┌────────

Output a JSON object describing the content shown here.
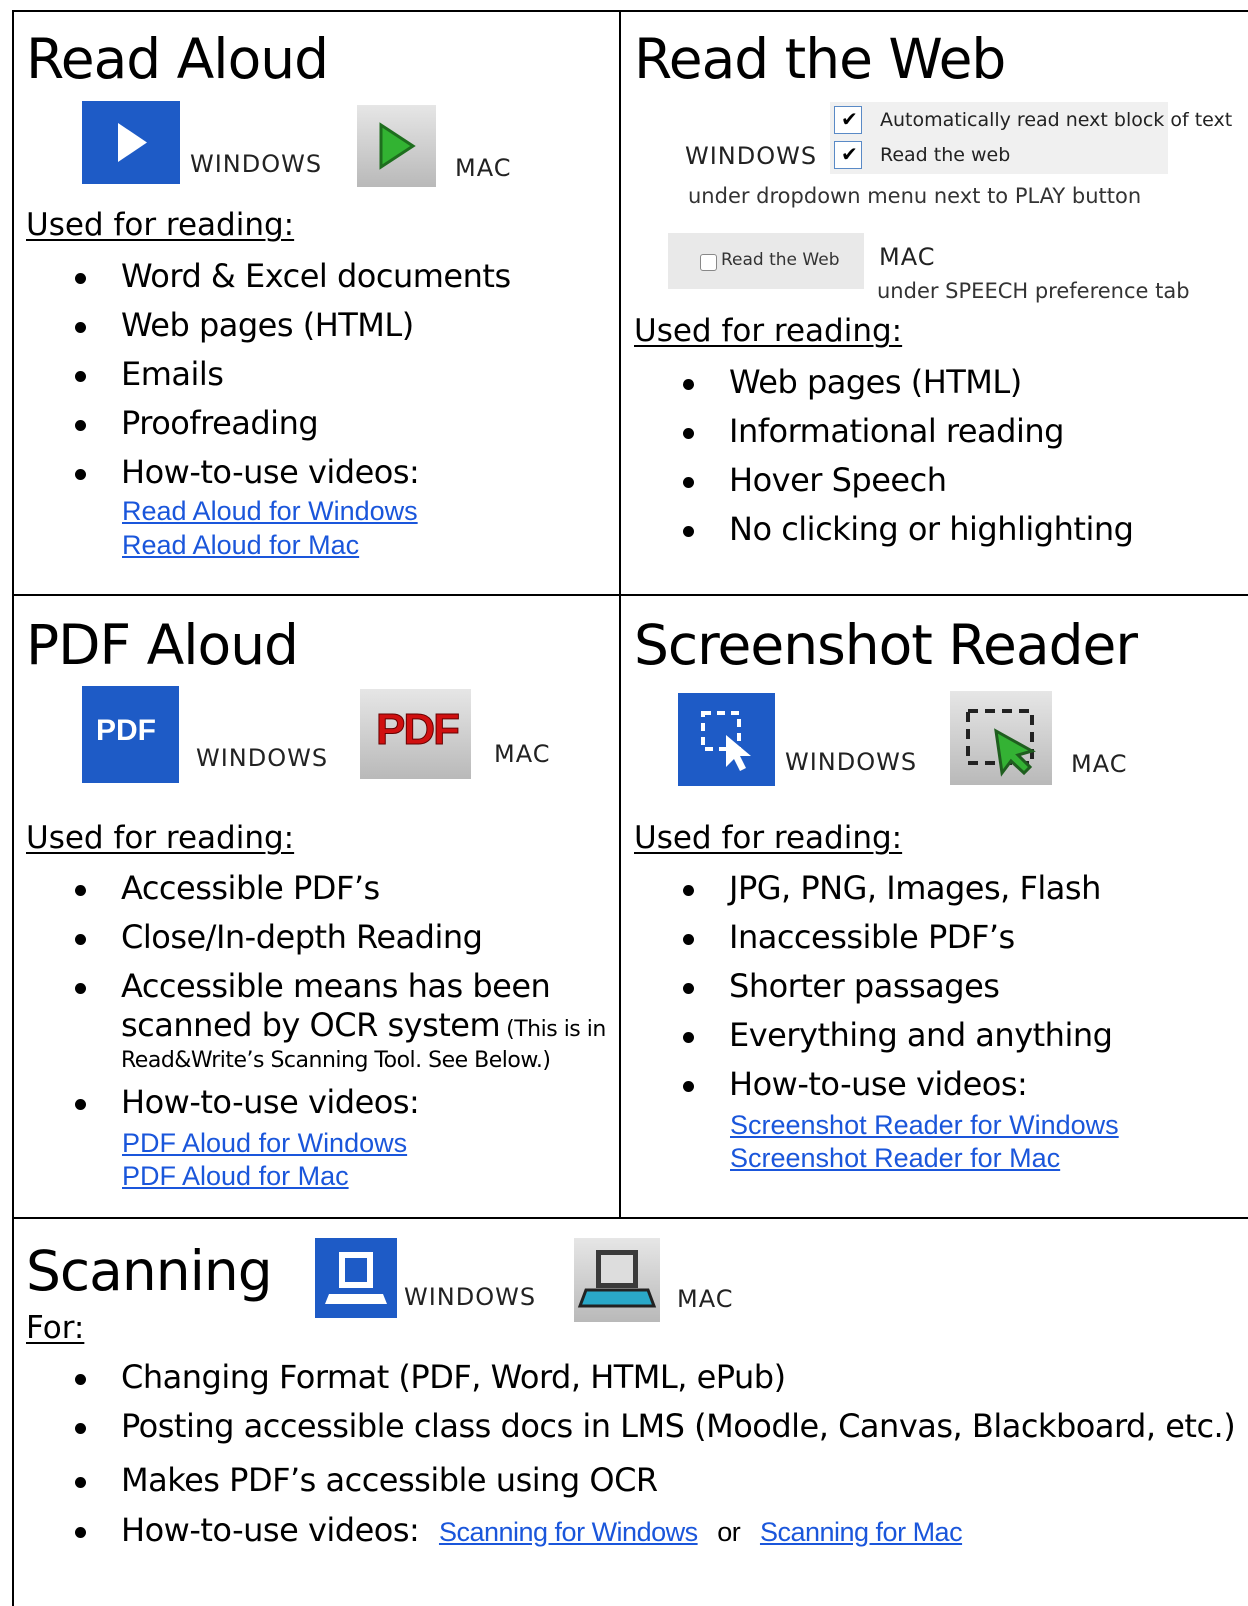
{
  "read_aloud": {
    "title": "Read Aloud",
    "win_label": "WINDOWS",
    "mac_label": "MAC",
    "used_for": "Used for reading:",
    "items": [
      "Word & Excel documents",
      "Web pages (HTML)",
      "Emails",
      "Proofreading",
      "How-to-use videos:"
    ],
    "links": [
      "Read Aloud for Windows",
      "Read Aloud for Mac"
    ]
  },
  "read_web": {
    "title": "Read the Web",
    "win_label": "WINDOWS",
    "checkbox_1": "Automatically read next block of text",
    "checkbox_2": "Read the web",
    "win_note": "under dropdown menu next to PLAY button",
    "mac_checkbox": "Read the Web",
    "mac_label": "MAC",
    "mac_note": "under SPEECH preference tab",
    "used_for": "Used for reading:",
    "items": [
      "Web pages (HTML)",
      "Informational reading",
      "Hover Speech",
      "No clicking or highlighting"
    ]
  },
  "pdf_aloud": {
    "title": "PDF Aloud",
    "win_icon_text": "PDF",
    "win_label": "WINDOWS",
    "mac_icon_text": "PDF",
    "mac_label": "MAC",
    "used_for": "Used for reading:",
    "items": [
      "Accessible PDF’s",
      "Close/In-depth Reading",
      "Accessible means has been"
    ],
    "item3_line2": "scanned by OCR system",
    "item3_small": "(This is in",
    "item3_line3": "Read&Write’s Scanning Tool.  See Below.)",
    "item4": "How-to-use videos:",
    "links": [
      "PDF Aloud for Windows",
      "PDF Aloud for Mac"
    ]
  },
  "screenshot_reader": {
    "title": "Screenshot Reader",
    "win_label": "WINDOWS",
    "mac_label": "MAC",
    "used_for": "Used for reading:",
    "items": [
      "JPG, PNG, Images, Flash",
      "Inaccessible PDF’s",
      "Shorter passages",
      "Everything and anything",
      "How-to-use videos:"
    ],
    "links": [
      "Screenshot Reader for Windows",
      "Screenshot Reader for Mac"
    ]
  },
  "scanning": {
    "title": "Scanning",
    "win_label": "WINDOWS",
    "mac_label": "MAC",
    "for_label": "For:",
    "items": [
      "Changing Format (PDF, Word, HTML, ePub)",
      "Posting accessible class docs in LMS (Moodle, Canvas, Blackboard, etc.)",
      "Makes PDF’s accessible using OCR"
    ],
    "videos_label": "How-to-use videos:",
    "link_windows": "Scanning for Windows",
    "or_text": "or",
    "link_mac": "Scanning for Mac"
  },
  "colors": {
    "windows_blue": "#1e5bc6",
    "link_blue": "#1a56db",
    "mac_green": "#2fa52f",
    "mac_red": "#d01010"
  },
  "icons": [
    "play-icon",
    "read-the-web-checkbox-icon",
    "pdf-icon",
    "screenshot-select-icon",
    "scanner-icon"
  ]
}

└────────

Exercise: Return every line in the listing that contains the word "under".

Solution to this exercise:
    "win_note": "under dropdown menu next to PLAY button",
    "mac_note": "under SPEECH preference tab",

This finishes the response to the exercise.